%%

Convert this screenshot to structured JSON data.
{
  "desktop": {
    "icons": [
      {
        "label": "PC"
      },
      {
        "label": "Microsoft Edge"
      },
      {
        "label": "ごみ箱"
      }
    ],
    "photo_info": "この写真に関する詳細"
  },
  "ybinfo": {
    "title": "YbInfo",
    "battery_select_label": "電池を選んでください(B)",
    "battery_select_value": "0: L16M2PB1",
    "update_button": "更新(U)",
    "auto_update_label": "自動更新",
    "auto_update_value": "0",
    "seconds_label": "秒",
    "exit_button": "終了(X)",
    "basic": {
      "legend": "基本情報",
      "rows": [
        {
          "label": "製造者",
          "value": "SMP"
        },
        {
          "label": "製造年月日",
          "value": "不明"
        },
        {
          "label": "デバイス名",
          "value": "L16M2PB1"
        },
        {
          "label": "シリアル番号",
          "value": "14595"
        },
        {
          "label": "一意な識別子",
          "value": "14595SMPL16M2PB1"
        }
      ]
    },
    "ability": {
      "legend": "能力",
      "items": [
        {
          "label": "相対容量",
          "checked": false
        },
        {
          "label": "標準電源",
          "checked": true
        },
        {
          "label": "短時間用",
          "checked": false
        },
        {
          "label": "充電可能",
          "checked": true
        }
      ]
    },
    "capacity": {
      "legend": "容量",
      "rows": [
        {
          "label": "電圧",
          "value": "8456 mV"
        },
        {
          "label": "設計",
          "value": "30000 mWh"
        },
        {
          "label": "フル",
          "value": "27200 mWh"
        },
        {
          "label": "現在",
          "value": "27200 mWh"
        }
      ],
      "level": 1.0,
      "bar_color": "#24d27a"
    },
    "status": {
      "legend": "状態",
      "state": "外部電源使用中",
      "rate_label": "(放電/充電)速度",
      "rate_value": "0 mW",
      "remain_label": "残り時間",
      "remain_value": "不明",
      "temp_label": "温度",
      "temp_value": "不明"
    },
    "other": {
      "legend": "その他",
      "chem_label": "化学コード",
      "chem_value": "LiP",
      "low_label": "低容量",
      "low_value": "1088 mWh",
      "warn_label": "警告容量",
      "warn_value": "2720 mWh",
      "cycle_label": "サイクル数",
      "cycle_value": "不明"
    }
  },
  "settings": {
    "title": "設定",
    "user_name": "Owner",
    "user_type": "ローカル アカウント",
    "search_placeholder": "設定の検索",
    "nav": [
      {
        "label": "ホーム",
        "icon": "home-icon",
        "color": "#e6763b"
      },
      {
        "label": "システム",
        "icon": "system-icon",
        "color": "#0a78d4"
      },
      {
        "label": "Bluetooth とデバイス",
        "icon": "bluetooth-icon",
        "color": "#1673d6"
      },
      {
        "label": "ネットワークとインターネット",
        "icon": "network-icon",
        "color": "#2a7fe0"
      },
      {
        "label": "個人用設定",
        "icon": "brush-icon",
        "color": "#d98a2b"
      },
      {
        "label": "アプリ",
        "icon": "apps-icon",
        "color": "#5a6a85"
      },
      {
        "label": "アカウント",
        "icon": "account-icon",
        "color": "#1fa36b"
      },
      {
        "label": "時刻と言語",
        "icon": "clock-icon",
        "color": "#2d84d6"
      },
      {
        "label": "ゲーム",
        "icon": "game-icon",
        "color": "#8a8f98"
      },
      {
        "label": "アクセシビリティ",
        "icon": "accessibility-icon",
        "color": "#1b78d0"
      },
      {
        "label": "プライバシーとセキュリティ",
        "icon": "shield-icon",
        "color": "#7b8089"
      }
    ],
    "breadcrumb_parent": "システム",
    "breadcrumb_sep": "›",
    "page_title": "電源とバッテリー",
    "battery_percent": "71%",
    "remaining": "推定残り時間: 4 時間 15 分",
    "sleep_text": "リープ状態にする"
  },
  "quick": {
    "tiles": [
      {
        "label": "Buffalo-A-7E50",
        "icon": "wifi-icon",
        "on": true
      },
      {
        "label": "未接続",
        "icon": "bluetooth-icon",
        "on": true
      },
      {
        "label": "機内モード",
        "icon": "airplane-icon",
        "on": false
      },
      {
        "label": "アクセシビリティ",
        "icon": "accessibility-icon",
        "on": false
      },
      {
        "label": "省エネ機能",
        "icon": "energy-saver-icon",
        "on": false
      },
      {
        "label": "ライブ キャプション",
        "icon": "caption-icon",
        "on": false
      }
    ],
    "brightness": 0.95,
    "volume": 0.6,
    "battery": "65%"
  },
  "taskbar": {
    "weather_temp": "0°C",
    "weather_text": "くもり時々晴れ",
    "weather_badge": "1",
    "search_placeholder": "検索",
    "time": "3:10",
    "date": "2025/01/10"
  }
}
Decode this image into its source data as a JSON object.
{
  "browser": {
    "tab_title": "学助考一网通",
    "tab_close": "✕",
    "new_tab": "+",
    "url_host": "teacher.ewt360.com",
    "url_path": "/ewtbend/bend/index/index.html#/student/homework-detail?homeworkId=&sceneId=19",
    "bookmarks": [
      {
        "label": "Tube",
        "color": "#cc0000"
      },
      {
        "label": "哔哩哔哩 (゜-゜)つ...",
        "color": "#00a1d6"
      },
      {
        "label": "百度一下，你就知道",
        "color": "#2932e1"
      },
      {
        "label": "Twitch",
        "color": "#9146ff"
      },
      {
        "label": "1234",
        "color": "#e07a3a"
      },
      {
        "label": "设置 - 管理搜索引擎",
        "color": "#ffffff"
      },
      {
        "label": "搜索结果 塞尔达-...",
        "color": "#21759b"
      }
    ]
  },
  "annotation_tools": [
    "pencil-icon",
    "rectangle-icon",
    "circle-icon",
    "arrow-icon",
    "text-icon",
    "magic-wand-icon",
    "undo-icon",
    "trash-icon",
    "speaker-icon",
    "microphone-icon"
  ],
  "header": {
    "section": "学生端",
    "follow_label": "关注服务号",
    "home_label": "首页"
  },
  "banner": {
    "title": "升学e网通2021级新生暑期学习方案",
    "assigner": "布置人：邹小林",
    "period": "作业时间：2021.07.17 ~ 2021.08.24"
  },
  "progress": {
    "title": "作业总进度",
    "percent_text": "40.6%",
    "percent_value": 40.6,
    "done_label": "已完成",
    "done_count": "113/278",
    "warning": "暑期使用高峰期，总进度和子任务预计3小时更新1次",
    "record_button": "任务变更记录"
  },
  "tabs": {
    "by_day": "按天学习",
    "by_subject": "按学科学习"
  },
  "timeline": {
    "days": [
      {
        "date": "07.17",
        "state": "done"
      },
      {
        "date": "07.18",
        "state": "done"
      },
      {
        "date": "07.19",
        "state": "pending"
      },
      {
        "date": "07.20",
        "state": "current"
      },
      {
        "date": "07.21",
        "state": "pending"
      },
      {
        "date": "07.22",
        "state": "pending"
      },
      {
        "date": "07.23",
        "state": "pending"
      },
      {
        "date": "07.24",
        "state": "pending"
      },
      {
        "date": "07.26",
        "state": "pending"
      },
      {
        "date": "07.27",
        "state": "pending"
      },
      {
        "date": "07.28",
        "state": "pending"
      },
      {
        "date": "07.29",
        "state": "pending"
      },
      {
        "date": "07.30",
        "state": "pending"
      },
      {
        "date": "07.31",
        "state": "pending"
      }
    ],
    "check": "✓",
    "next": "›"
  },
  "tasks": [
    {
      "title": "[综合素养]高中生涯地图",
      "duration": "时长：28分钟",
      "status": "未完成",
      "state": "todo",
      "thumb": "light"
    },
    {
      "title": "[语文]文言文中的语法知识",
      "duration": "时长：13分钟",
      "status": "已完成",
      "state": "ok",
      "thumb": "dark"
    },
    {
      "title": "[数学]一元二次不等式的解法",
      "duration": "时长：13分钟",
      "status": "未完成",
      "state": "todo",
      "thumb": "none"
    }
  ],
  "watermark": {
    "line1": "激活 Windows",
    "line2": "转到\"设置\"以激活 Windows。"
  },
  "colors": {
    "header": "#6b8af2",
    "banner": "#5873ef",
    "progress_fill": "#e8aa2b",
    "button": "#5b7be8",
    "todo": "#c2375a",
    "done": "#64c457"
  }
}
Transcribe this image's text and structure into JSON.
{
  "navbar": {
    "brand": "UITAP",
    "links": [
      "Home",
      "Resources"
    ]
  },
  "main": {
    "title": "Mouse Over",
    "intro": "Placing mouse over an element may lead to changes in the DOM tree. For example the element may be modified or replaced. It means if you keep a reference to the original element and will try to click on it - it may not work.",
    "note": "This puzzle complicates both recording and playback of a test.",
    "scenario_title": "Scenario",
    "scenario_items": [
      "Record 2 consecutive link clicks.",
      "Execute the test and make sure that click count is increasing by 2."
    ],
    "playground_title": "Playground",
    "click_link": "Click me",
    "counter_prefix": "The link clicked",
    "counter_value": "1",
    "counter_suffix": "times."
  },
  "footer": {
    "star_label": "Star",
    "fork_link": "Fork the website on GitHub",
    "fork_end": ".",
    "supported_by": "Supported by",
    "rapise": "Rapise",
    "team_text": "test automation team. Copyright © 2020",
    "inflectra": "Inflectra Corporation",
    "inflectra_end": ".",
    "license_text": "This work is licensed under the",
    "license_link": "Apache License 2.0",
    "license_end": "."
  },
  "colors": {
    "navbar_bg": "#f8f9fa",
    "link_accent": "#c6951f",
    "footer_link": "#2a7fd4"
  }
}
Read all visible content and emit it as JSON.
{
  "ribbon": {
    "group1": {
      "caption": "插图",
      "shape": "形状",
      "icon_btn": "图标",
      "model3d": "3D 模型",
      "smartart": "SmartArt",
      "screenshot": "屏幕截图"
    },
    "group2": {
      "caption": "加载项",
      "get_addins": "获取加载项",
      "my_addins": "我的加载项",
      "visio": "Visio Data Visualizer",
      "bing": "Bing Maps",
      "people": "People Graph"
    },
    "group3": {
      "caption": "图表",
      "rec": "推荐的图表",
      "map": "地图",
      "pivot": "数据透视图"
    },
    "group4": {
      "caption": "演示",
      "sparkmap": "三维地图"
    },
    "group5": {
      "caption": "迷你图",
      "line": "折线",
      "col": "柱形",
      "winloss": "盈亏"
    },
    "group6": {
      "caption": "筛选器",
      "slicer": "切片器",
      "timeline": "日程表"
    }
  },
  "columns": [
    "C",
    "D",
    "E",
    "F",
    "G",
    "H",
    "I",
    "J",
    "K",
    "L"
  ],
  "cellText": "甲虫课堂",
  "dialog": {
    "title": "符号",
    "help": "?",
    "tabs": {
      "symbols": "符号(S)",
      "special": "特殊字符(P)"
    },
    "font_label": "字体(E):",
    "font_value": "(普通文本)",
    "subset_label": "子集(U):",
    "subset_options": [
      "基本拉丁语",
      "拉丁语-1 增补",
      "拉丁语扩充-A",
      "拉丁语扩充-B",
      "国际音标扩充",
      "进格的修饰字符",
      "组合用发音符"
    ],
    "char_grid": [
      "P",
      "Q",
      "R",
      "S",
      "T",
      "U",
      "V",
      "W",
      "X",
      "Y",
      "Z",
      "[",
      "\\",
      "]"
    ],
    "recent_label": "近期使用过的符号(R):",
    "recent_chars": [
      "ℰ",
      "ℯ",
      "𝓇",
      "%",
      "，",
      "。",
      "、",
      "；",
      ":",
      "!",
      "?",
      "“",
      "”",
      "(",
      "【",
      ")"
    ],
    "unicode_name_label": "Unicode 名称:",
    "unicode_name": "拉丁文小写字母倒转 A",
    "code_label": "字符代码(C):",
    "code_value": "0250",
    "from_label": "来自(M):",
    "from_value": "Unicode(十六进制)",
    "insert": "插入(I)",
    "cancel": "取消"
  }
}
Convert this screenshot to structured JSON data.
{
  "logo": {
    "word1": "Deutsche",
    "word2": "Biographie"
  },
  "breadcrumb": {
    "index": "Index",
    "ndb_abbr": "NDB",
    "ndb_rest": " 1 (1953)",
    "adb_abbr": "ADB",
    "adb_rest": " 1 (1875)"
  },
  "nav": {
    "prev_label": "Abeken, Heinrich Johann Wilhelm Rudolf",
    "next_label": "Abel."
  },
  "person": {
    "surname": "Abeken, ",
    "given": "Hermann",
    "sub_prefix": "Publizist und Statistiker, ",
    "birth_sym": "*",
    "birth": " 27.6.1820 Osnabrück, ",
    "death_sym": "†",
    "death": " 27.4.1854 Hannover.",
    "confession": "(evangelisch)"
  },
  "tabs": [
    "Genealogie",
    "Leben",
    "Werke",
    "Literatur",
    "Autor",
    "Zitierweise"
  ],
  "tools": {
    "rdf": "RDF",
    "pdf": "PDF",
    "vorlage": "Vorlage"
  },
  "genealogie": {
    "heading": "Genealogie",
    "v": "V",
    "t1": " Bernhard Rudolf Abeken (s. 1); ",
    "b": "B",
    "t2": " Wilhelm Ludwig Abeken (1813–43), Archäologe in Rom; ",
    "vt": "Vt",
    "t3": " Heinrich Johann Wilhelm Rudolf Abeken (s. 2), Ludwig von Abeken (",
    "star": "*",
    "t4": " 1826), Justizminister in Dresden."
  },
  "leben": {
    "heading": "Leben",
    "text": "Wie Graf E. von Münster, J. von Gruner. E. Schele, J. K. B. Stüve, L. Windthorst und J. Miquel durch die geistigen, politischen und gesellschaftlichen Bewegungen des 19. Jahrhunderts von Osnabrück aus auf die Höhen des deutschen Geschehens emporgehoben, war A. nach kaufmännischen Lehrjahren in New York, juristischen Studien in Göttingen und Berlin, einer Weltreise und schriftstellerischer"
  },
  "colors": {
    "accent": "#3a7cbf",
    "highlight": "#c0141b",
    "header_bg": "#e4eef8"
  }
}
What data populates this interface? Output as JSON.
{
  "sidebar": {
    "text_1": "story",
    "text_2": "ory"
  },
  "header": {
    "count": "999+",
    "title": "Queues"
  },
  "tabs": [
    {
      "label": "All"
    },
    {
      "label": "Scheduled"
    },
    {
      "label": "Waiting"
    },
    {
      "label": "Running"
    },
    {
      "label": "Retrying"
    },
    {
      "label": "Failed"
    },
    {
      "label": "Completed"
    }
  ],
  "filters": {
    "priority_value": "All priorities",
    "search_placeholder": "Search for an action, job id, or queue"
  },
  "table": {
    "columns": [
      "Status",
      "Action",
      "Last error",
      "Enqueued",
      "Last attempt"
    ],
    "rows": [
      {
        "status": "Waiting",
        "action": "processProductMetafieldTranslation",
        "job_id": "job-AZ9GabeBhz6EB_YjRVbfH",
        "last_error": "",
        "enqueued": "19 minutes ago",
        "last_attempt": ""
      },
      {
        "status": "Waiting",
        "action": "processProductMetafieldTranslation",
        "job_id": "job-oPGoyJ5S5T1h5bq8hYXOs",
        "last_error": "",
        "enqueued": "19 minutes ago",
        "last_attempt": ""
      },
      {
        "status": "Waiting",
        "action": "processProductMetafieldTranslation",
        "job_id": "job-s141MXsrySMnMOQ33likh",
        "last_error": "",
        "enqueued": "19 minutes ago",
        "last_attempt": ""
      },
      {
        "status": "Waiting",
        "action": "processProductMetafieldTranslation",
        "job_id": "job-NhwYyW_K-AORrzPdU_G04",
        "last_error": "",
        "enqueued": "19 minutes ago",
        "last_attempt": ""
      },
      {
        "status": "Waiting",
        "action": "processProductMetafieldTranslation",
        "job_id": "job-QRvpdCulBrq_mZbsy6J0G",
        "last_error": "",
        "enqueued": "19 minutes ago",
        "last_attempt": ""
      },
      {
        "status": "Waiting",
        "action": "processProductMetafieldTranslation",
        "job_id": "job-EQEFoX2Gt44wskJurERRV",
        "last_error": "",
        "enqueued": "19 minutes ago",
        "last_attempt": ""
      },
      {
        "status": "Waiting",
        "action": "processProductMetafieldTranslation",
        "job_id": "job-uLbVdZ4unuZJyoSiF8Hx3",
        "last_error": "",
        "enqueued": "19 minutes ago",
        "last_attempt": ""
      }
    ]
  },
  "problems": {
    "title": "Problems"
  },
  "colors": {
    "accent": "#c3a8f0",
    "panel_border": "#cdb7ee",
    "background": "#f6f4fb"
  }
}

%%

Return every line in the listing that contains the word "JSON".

*Exercise answer*:
Convert this screenshot to structured JSON data.
Decode this image into its source data as a JSON object.
Transcribe this image's text and structure into JSON.
Read all visible content and emit it as JSON.
Convert this screenshot to structured JSON data.
What data populates this interface? Output as JSON.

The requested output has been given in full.